October 9, 2014, 3:30 PM UTC
contract armin harris
Kyle Bean for Fortune

The inspector-general of the Securities and Exchange Commission has estimated that as many as 202 of the agency’s laptops may be unaccounted for, which could put some sensitive, nonpublic information at risk of release.

In a report that was issued last month, but is only now gaining some media attention, the SEC’s Office of Inspector General said it reviewed a statistical sample of 488 laptops assigned to the agency’s headquarters and three regional offices to determine laptop accountability. Of those devices, 24 laptops couldn’t be accounted for, while incorrect user information was listed for about 22% of the laptops and incorrect location information was found for 17% of the sample size.

“Because of their portability, ease of concealment, and the sensitivity of the information they often contain, laptop computers are at risk of loss and theft and must be properly safeguarded and accounted for,” the report said.

SEC employees and contractors use laptops — some of them store nonpublic information — in their offices, at alternate work locations, and while on office travel. The SEC has 5,525 laptops in total, with about half of those at the agency’s headquarters in D.C.
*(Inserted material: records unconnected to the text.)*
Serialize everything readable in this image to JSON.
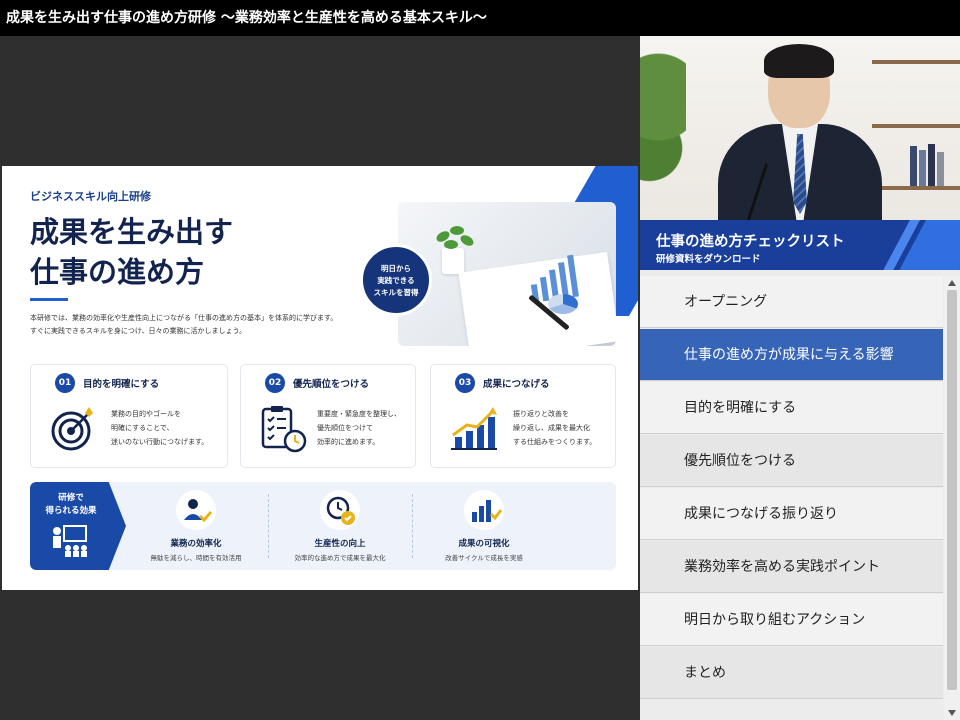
{
  "window": {
    "title": "成果を生み出す仕事の進め方研修 ～業務効率と生産性を高める基本スキル～"
  },
  "slide": {
    "eyebrow": "ビジネススキル向上研修",
    "title_line1": "成果を生み出す",
    "title_line2": "仕事の進め方",
    "intro_line1": "本研修では、業務の効率化や生産性向上につながる「仕事の進め方の基本」を体系的に学びます。",
    "intro_line2": "すぐに実践できるスキルを身につけ、日々の業務に活かしましょう。",
    "badge": [
      "明日から",
      "実践できる",
      "スキルを習得"
    ],
    "cards": [
      {
        "num": "01",
        "title": "目的を明確にする",
        "desc": [
          "業務の目的やゴールを",
          "明確にすることで、",
          "迷いのない行動につなげます。"
        ],
        "icon": "target-icon"
      },
      {
        "num": "02",
        "title": "優先順位をつける",
        "desc": [
          "重要度・緊急度を整理し、",
          "優先順位をつけて",
          "効率的に進めます。"
        ],
        "icon": "checklist-clock-icon"
      },
      {
        "num": "03",
        "title": "成果につなげる",
        "desc": [
          "振り返りと改善を",
          "繰り返し、成果を最大化",
          "する仕組みをつくります。"
        ],
        "icon": "growth-chart-icon"
      }
    ],
    "benefit": {
      "tag_line1": "研修で",
      "tag_line2": "得られる効果",
      "items": [
        {
          "title": "業務の効率化",
          "desc": "無駄を減らし、時間を有効活用",
          "icon": "person-check-icon"
        },
        {
          "title": "生産性の向上",
          "desc": "効率的な進め方で成果を最大化",
          "icon": "clock-check-icon"
        },
        {
          "title": "成果の可視化",
          "desc": "改善サイクルで成長を実感",
          "icon": "bar-check-icon"
        }
      ]
    }
  },
  "banner": {
    "title": "仕事の進め方チェックリスト",
    "subtitle": "研修資料をダウンロード"
  },
  "chapters": [
    {
      "label": "オープニング",
      "active": false
    },
    {
      "label": "仕事の進め方が成果に与える影響",
      "active": true
    },
    {
      "label": "目的を明確にする",
      "active": false
    },
    {
      "label": "優先順位をつける",
      "active": false
    },
    {
      "label": "成果につなげる振り返り",
      "active": false
    },
    {
      "label": "業務効率を高める実践ポイント",
      "active": false
    },
    {
      "label": "明日から取り組むアクション",
      "active": false
    },
    {
      "label": "まとめ",
      "active": false
    }
  ],
  "colors": {
    "accent": "#1a4aa8",
    "active_chapter": "#3665b8",
    "navy": "#12244e"
  }
}
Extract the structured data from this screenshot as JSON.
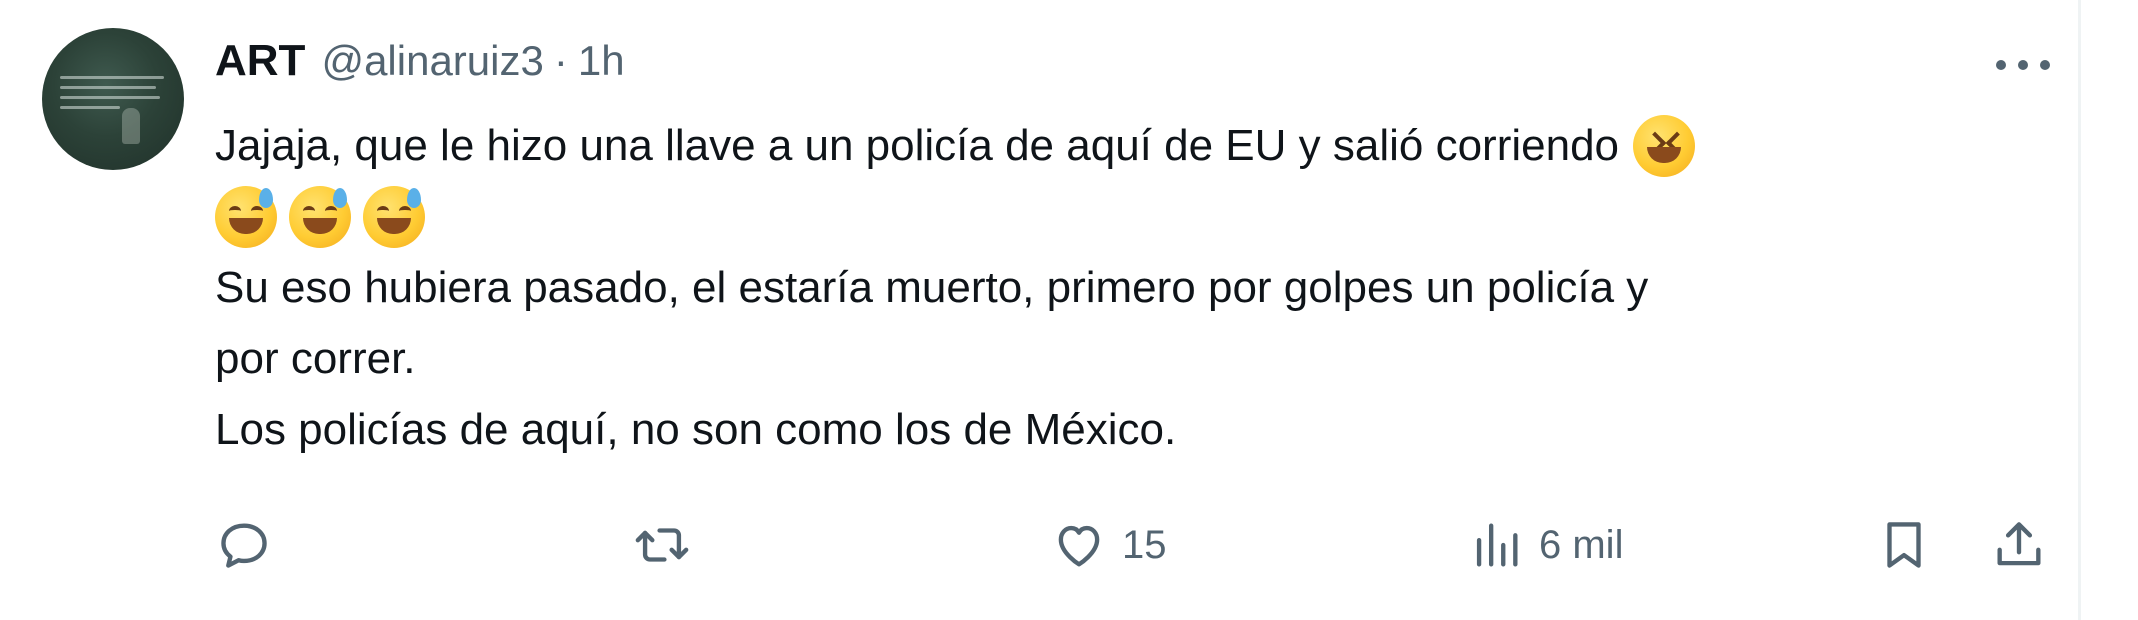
{
  "tweet": {
    "author_name": "ART",
    "handle": "@alinaruiz3",
    "separator": "·",
    "time": "1h",
    "text": {
      "line1": "Jajaja, que le hizo una llave a un policía de aquí de EU y salió corriendo",
      "line3": "Su eso hubiera pasado, el estaría muerto, primero por golpes un policía y",
      "line4": "por correr.",
      "line5": "Los policías de aquí, no son como los de México."
    },
    "emojis": [
      "laughing-squint-emoji",
      "sweat-smile-emoji",
      "sweat-smile-emoji",
      "sweat-smile-emoji"
    ]
  },
  "actions": {
    "reply": {
      "icon": "reply-icon",
      "count": ""
    },
    "retweet": {
      "icon": "retweet-icon",
      "count": ""
    },
    "like": {
      "icon": "heart-icon",
      "count": "15"
    },
    "views": {
      "icon": "views-icon",
      "count": "6 mil"
    },
    "bookmark": {
      "icon": "bookmark-icon"
    },
    "share": {
      "icon": "share-icon"
    }
  },
  "colors": {
    "text": "#0f1419",
    "secondary": "#536471",
    "emoji": "#ffcc33"
  }
}
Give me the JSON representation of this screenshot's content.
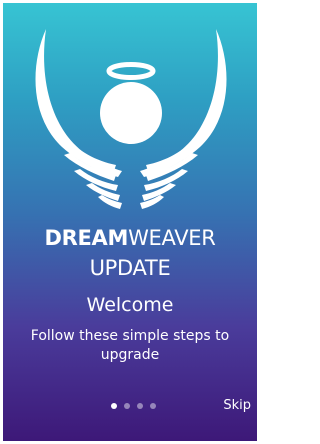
{
  "brand": {
    "name_bold": "DREAM",
    "name_light": "WEAVER",
    "subtitle": "UPDATE",
    "logo_icon": "angel-wings-halo-icon"
  },
  "onboarding": {
    "heading": "Welcome",
    "description": "Follow these simple steps to upgrade",
    "total_steps": 4,
    "current_step": 1,
    "skip_label": "Skip"
  },
  "colors": {
    "gradient_top": "#37c4d3",
    "gradient_bottom": "#3d1878",
    "text": "#ffffff"
  }
}
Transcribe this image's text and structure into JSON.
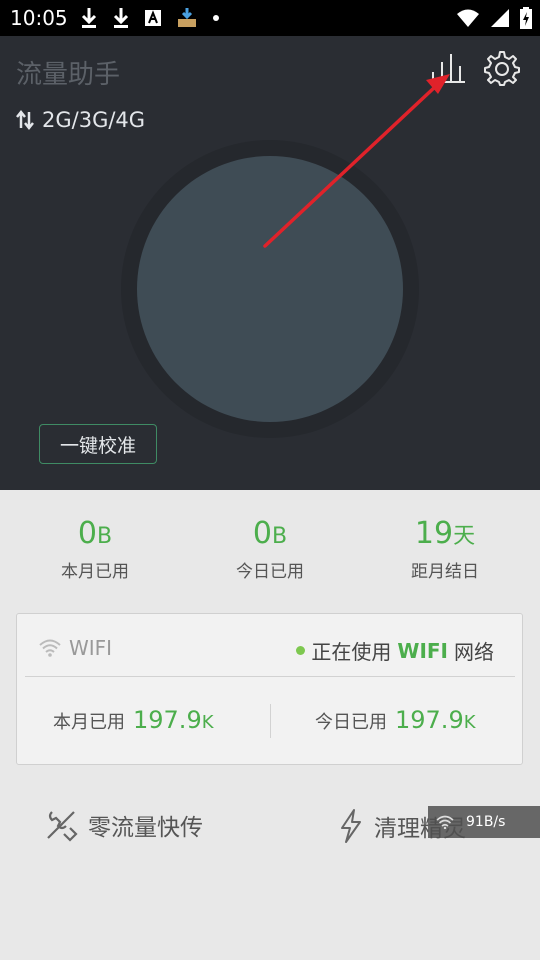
{
  "status_bar": {
    "time": "10:05"
  },
  "app": {
    "title": "流量助手"
  },
  "network": {
    "type_label": "2G/3G/4G"
  },
  "calibrate": {
    "label": "一键校准"
  },
  "stats": [
    {
      "value": "0",
      "unit": "B",
      "label": "本月已用"
    },
    {
      "value": "0",
      "unit": "B",
      "label": "今日已用"
    },
    {
      "value": "19",
      "unit": "天",
      "label": "距月结日"
    }
  ],
  "wifi": {
    "label": "WIFI",
    "status_prefix": "正在使用",
    "status_highlight": "WIFI",
    "status_suffix": "网络",
    "month_label": "本月已用",
    "month_value": "197.9",
    "month_unit": "K",
    "today_label": "今日已用",
    "today_value": "197.9",
    "today_unit": "K"
  },
  "tools": {
    "zero_transfer": "零流量快传",
    "cleaner": "清理精灵"
  },
  "speed": {
    "value": "91B/s"
  },
  "colors": {
    "accent_green": "#4cae4c",
    "header_bg": "#2a2d33",
    "arrow_red": "#e0222a"
  }
}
Inspector General Carl Hoecker, in a memo that was attached to the report, requested that the agency come up with a plan to strengthen the SEC’s inventory controls over its laptop computers. The office has made several recommendations to improve laptop accountability, including an update to the SEC’s inventory system and ensuring a computer security response center has the ability to search for and track unaccounted-for laptops.